● YOUR OBJECTIVE: Retype the whole listing below exactly, keeping every picture out of it.

● SUPPLIED ENTRIES:
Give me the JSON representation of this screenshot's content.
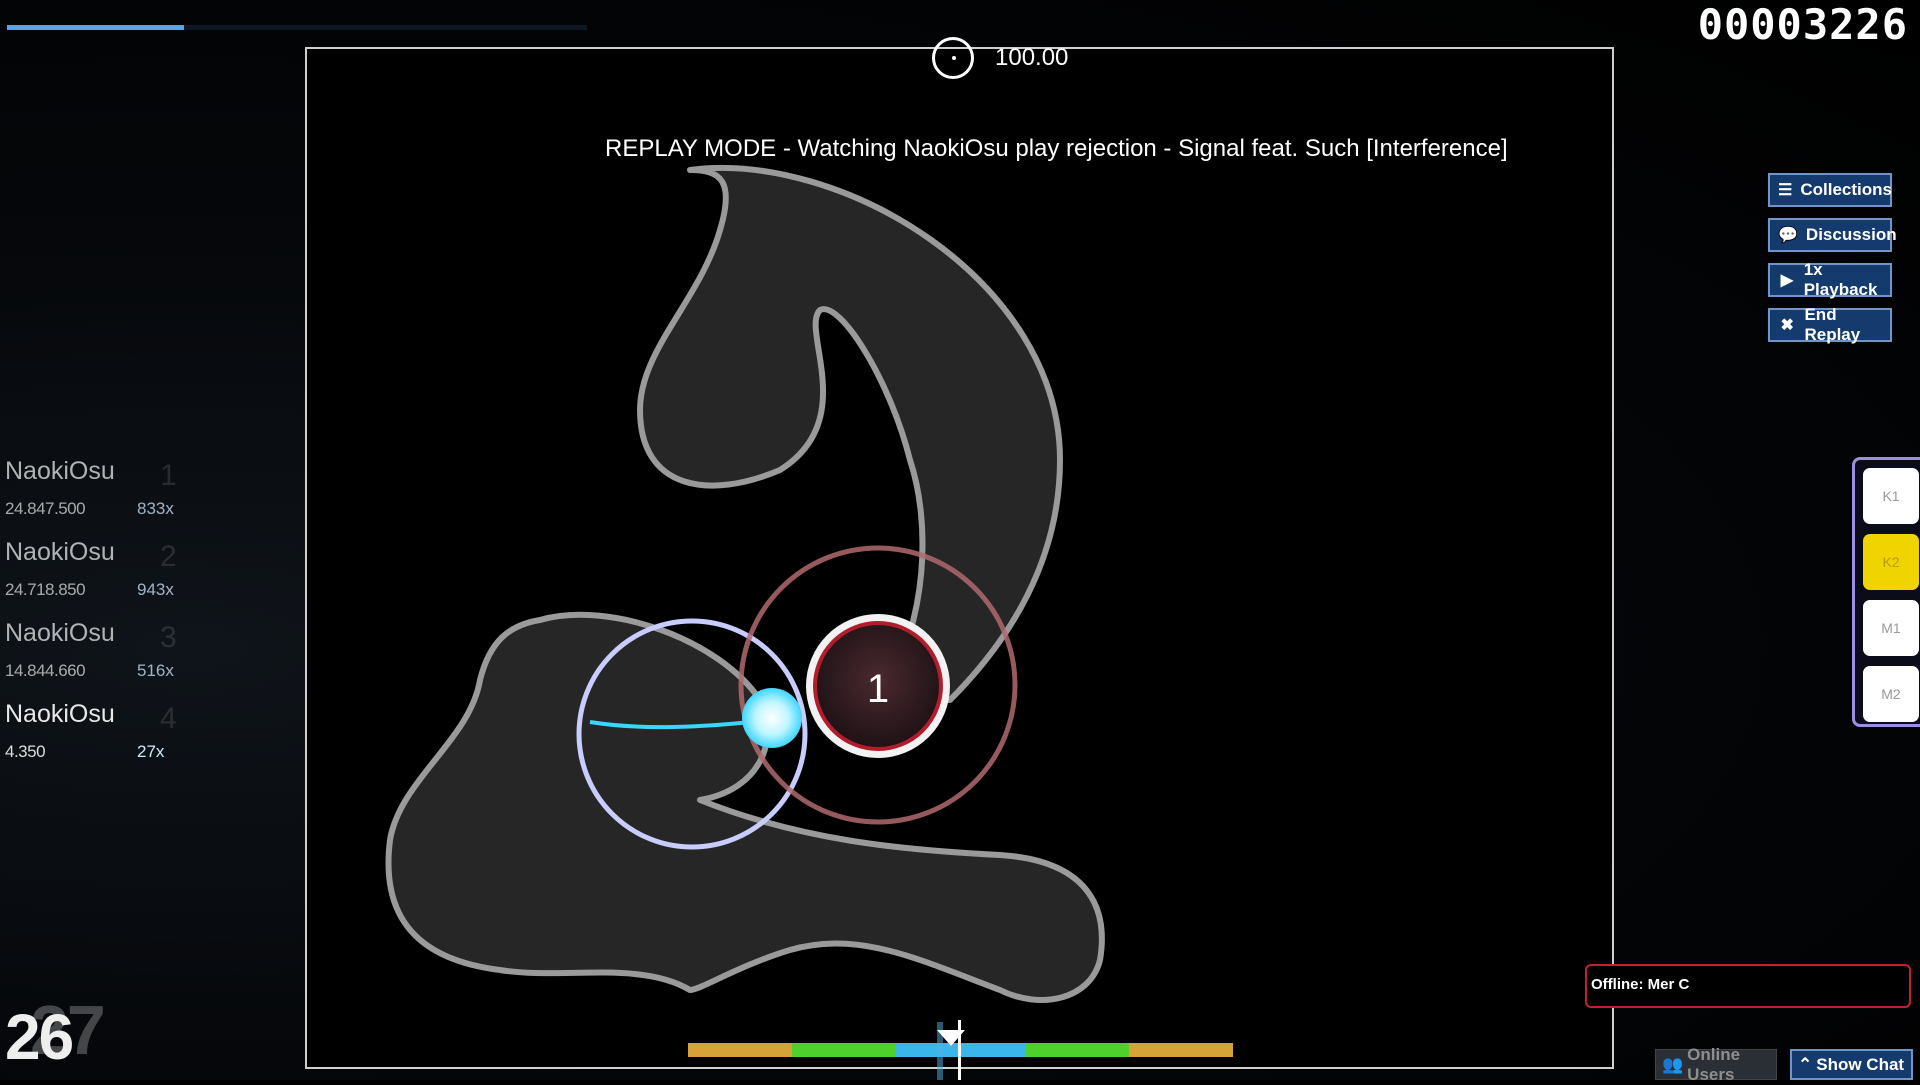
{
  "progress": {
    "fraction": 0.305
  },
  "score": "00003226",
  "accuracy": "100.00",
  "banner": "REPLAY MODE - Watching NaokiOsu play rejection - Signal feat. Such [Interference]",
  "side_buttons": [
    {
      "label": "Collections",
      "icon": "list-icon"
    },
    {
      "label": "Discussion",
      "icon": "chat-bubble-icon"
    },
    {
      "label": "1x Playback",
      "icon": "play-icon"
    },
    {
      "label": "End Replay",
      "icon": "close-icon"
    }
  ],
  "leaderboard": [
    {
      "name": "NaokiOsu",
      "rank": "1",
      "score": "24.847.500",
      "combo": "833x"
    },
    {
      "name": "NaokiOsu",
      "rank": "2",
      "score": "24.718.850",
      "combo": "943x"
    },
    {
      "name": "NaokiOsu",
      "rank": "3",
      "score": "14.844.660",
      "combo": "516x"
    },
    {
      "name": "NaokiOsu",
      "rank": "4",
      "score": "4.350",
      "combo": "27x"
    }
  ],
  "combo": {
    "current": "26",
    "previous": "27"
  },
  "keys": [
    {
      "label": "K1",
      "active": false
    },
    {
      "label": "K2",
      "active": true
    },
    {
      "label": "M1",
      "active": false
    },
    {
      "label": "M2",
      "active": false
    }
  ],
  "hit_number": "1",
  "notice": "Offline: Mer C",
  "bottom": {
    "online_users": "Online Users",
    "show_chat": "Show Chat"
  },
  "colors": {
    "accent": "#5aa3e8",
    "button_bg": "#143a6e",
    "key_active": "#f0d400",
    "notice_border": "#c61f2d",
    "hit_50": "#d7a237",
    "hit_100": "#4fd12d",
    "hit_300": "#3ab6ea"
  }
}
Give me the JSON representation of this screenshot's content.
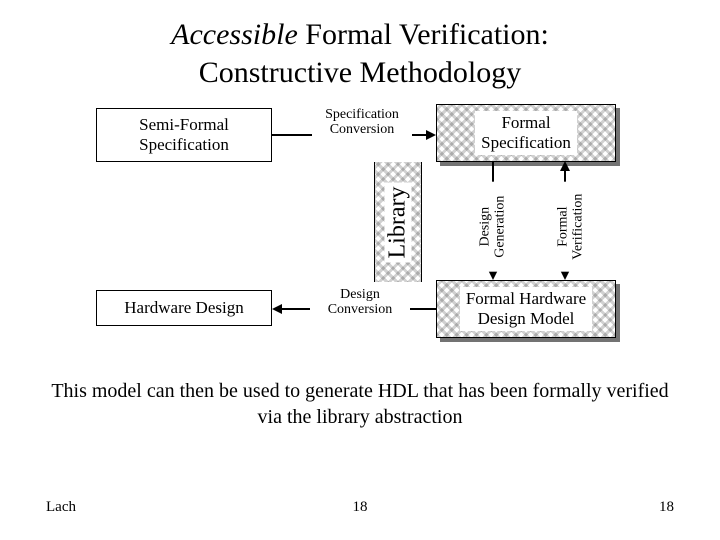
{
  "title": {
    "accessible": "Accessible",
    "rest_line1": " Formal Verification:",
    "line2": "Constructive Methodology"
  },
  "boxes": {
    "semi_formal_spec": "Semi-Formal\nSpecification",
    "hardware_design": "Hardware Design",
    "formal_spec": "Formal\nSpecification",
    "formal_model": "Formal Hardware\nDesign Model"
  },
  "labels": {
    "spec_conversion": "Specification\nConversion",
    "design_conversion": "Design\nConversion",
    "library": "Library",
    "design_generation": "Design\nGeneration",
    "formal_verification": "Formal\nVerification"
  },
  "caption": "This model can then be used to generate HDL that has been formally verified via the library abstraction",
  "footer": {
    "left": "Lach",
    "center": "18",
    "right": "18"
  }
}
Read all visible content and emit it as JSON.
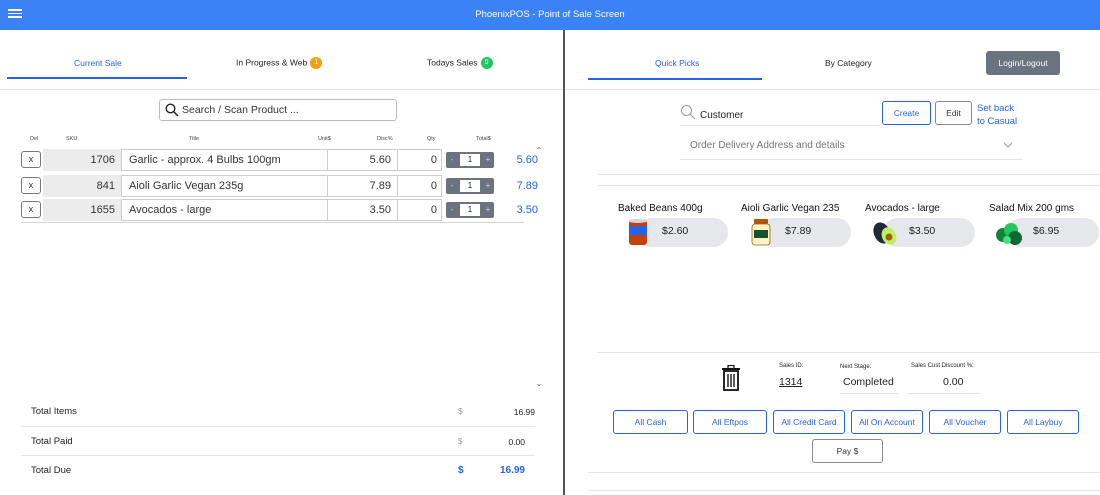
{
  "app": {
    "title": "PhoenixPOS - Point of Sale Screen"
  },
  "left_tabs": [
    {
      "label": "Current Sale"
    },
    {
      "label": "In Progress & Web",
      "badge": "1",
      "badge_color": "#f59e0b"
    },
    {
      "label": "Todays Sales",
      "badge": "0",
      "badge_color": "#22c55e"
    }
  ],
  "search": {
    "placeholder": "Search / Scan Product ..."
  },
  "columns": {
    "del": "Del",
    "sku": "SKU",
    "title": "Title",
    "unit": "Unit$",
    "disc": "Disc%",
    "qty": "Qty",
    "total": "Total$"
  },
  "rows": [
    {
      "del": "x",
      "sku": "1706",
      "title": "Garlic - approx. 4 Bulbs 100gm",
      "unit": "5.60",
      "disc": "0",
      "qty_minus": "-",
      "qty": "1",
      "qty_plus": "+",
      "total": "5.60"
    },
    {
      "del": "x",
      "sku": "841",
      "title": "Aioli Garlic Vegan 235g",
      "unit": "7.89",
      "disc": "0",
      "qty_minus": "-",
      "qty": "1",
      "qty_plus": "+",
      "total": "7.89"
    },
    {
      "del": "x",
      "sku": "1655",
      "title": "Avocados - large",
      "unit": "3.50",
      "disc": "0",
      "qty_minus": "-",
      "qty": "1",
      "qty_plus": "+",
      "total": "3.50"
    }
  ],
  "totals": {
    "items_label": "Total Items",
    "items_cur": "$",
    "items_value": "16.99",
    "paid_label": "Total Paid",
    "paid_cur": "$",
    "paid_value": "0.00",
    "due_label": "Total Due",
    "due_cur": "$",
    "due_value": "16.99"
  },
  "right_tabs": [
    {
      "label": "Quick Picks"
    },
    {
      "label": "By Category"
    }
  ],
  "login_label": "Login/Logout",
  "customer": {
    "value": "Customer",
    "create_label": "Create",
    "edit_label": "Edit",
    "set_back_line1": "Set back",
    "set_back_line2": "to Casual",
    "address_label": "Order Delivery Address and details"
  },
  "quick_picks": [
    {
      "name": "Baked Beans 400g",
      "price": "$2.60",
      "icon": "can-icon"
    },
    {
      "name": "Aioli Garlic Vegan 235",
      "price": "$7.89",
      "icon": "jar-icon"
    },
    {
      "name": "Avocados - large",
      "price": "$3.50",
      "icon": "avocado-icon"
    },
    {
      "name": "Salad Mix 200 gms",
      "price": "$6.95",
      "icon": "salad-icon"
    }
  ],
  "sale_info": {
    "sales_id_label": "Sales ID:",
    "sales_id": "1314",
    "next_stage_label": "Next Stage:",
    "next_stage": "Completed",
    "discount_label": "Sales Cust Discount %:",
    "discount": "0.00"
  },
  "payments": [
    {
      "label": "All Cash"
    },
    {
      "label": "All Eftpos"
    },
    {
      "label": "All Credit Card"
    },
    {
      "label": "All On Account"
    },
    {
      "label": "All Voucher"
    },
    {
      "label": "All Laybuy"
    }
  ],
  "pay_label": "Pay $",
  "colors": {
    "primary": "#3b82f6",
    "accent": "#2563eb",
    "grey_button": "#6b7280"
  }
}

● SOLVED PROBLEM:
Give me the JSON representation of this screenshot's content.
{
  "progress": {
    "fraction": 0.305
  },
  "score": "00003226",
  "accuracy": "100.00",
  "banner": "REPLAY MODE - Watching NaokiOsu play rejection - Signal feat. Such [Interference]",
  "side_buttons": [
    {
      "label": "Collections",
      "icon": "list-icon"
    },
    {
      "label": "Discussion",
      "icon": "chat-bubble-icon"
    },
    {
      "label": "1x Playback",
      "icon": "play-icon"
    },
    {
      "label": "End Replay",
      "icon": "close-icon"
    }
  ],
  "leaderboard": [
    {
      "name": "NaokiOsu",
      "rank": "1",
      "score": "24.847.500",
      "combo": "833x"
    },
    {
      "name": "NaokiOsu",
      "rank": "2",
      "score": "24.718.850",
      "combo": "943x"
    },
    {
      "name": "NaokiOsu",
      "rank": "3",
      "score": "14.844.660",
      "combo": "516x"
    },
    {
      "name": "NaokiOsu",
      "rank": "4",
      "score": "4.350",
      "combo": "27x"
    }
  ],
  "combo": {
    "current": "26",
    "previous": "27"
  },
  "keys": [
    {
      "label": "K1",
      "active": false
    },
    {
      "label": "K2",
      "active": true
    },
    {
      "label": "M1",
      "active": false
    },
    {
      "label": "M2",
      "active": false
    }
  ],
  "hit_number": "1",
  "notice": "Offline: Mer C",
  "bottom": {
    "online_users": "Online Users",
    "show_chat": "Show Chat"
  },
  "colors": {
    "accent": "#5aa3e8",
    "button_bg": "#143a6e",
    "key_active": "#f0d400",
    "notice_border": "#c61f2d",
    "hit_50": "#d7a237",
    "hit_100": "#4fd12d",
    "hit_300": "#3ab6ea"
  }
}
Give me the JSON representation of this screenshot's content.
{
  "title": {
    "accessible": "Accessible",
    "rest_line1": " Formal Verification:",
    "line2": "Constructive Methodology"
  },
  "boxes": {
    "semi_formal_spec": "Semi-Formal\nSpecification",
    "hardware_design": "Hardware Design",
    "formal_spec": "Formal\nSpecification",
    "formal_model": "Formal Hardware\nDesign Model"
  },
  "labels": {
    "spec_conversion": "Specification\nConversion",
    "design_conversion": "Design\nConversion",
    "library": "Library",
    "design_generation": "Design\nGeneration",
    "formal_verification": "Formal\nVerification"
  },
  "caption": "This model can then be used to generate HDL that has been formally verified via the library abstraction",
  "footer": {
    "left": "Lach",
    "center": "18",
    "right": "18"
  }
}
Read all visible content and emit it as JSON.
{
  "app": {
    "title": "PhoenixPOS - Point of Sale Screen"
  },
  "left_tabs": [
    {
      "label": "Current Sale"
    },
    {
      "label": "In Progress & Web",
      "badge": "1",
      "badge_color": "#f59e0b"
    },
    {
      "label": "Todays Sales",
      "badge": "0",
      "badge_color": "#22c55e"
    }
  ],
  "search": {
    "placeholder": "Search / Scan Product ..."
  },
  "columns": {
    "del": "Del",
    "sku": "SKU",
    "title": "Title",
    "unit": "Unit$",
    "disc": "Disc%",
    "qty": "Qty",
    "total": "Total$"
  },
  "rows": [
    {
      "del": "x",
      "sku": "1706",
      "title": "Garlic - approx. 4 Bulbs 100gm",
      "unit": "5.60",
      "disc": "0",
      "qty_minus": "-",
      "qty": "1",
      "qty_plus": "+",
      "total": "5.60"
    },
    {
      "del": "x",
      "sku": "841",
      "title": "Aioli Garlic Vegan 235g",
      "unit": "7.89",
      "disc": "0",
      "qty_minus": "-",
      "qty": "1",
      "qty_plus": "+",
      "total": "7.89"
    },
    {
      "del": "x",
      "sku": "1655",
      "title": "Avocados - large",
      "unit": "3.50",
      "disc": "0",
      "qty_minus": "-",
      "qty": "1",
      "qty_plus": "+",
      "total": "3.50"
    }
  ],
  "totals": {
    "items_label": "Total Items",
    "items_cur": "$",
    "items_value": "16.99",
    "paid_label": "Total Paid",
    "paid_cur": "$",
    "paid_value": "0.00",
    "due_label": "Total Due",
    "due_cur": "$",
    "due_value": "16.99"
  },
  "right_tabs": [
    {
      "label": "Quick Picks"
    },
    {
      "label": "By Category"
    }
  ],
  "login_label": "Login/Logout",
  "customer": {
    "value": "Customer",
    "create_label": "Create",
    "edit_label": "Edit",
    "set_back_line1": "Set back",
    "set_back_line2": "to Casual",
    "address_label": "Order Delivery Address and details"
  },
  "quick_picks": [
    {
      "name": "Baked Beans 400g",
      "price": "$2.60",
      "icon": "can-icon"
    },
    {
      "name": "Aioli Garlic Vegan 235",
      "price": "$7.89",
      "icon": "jar-icon"
    },
    {
      "name": "Avocados - large",
      "price": "$3.50",
      "icon": "avocado-icon"
    },
    {
      "name": "Salad Mix 200 gms",
      "price": "$6.95",
      "icon": "salad-icon"
    }
  ],
  "sale_info": {
    "sales_id_label": "Sales ID:",
    "sales_id": "1314",
    "next_stage_label": "Next Stage:",
    "next_stage": "Completed",
    "discount_label": "Sales Cust Discount %:",
    "discount": "0.00"
  },
  "payments": [
    {
      "label": "All Cash"
    },
    {
      "label": "All Eftpos"
    },
    {
      "label": "All Credit Card"
    },
    {
      "label": "All On Account"
    },
    {
      "label": "All Voucher"
    },
    {
      "label": "All Laybuy"
    }
  ],
  "pay_label": "Pay $",
  "colors": {
    "primary": "#3b82f6",
    "accent": "#2563eb",
    "grey_button": "#6b7280"
  }
}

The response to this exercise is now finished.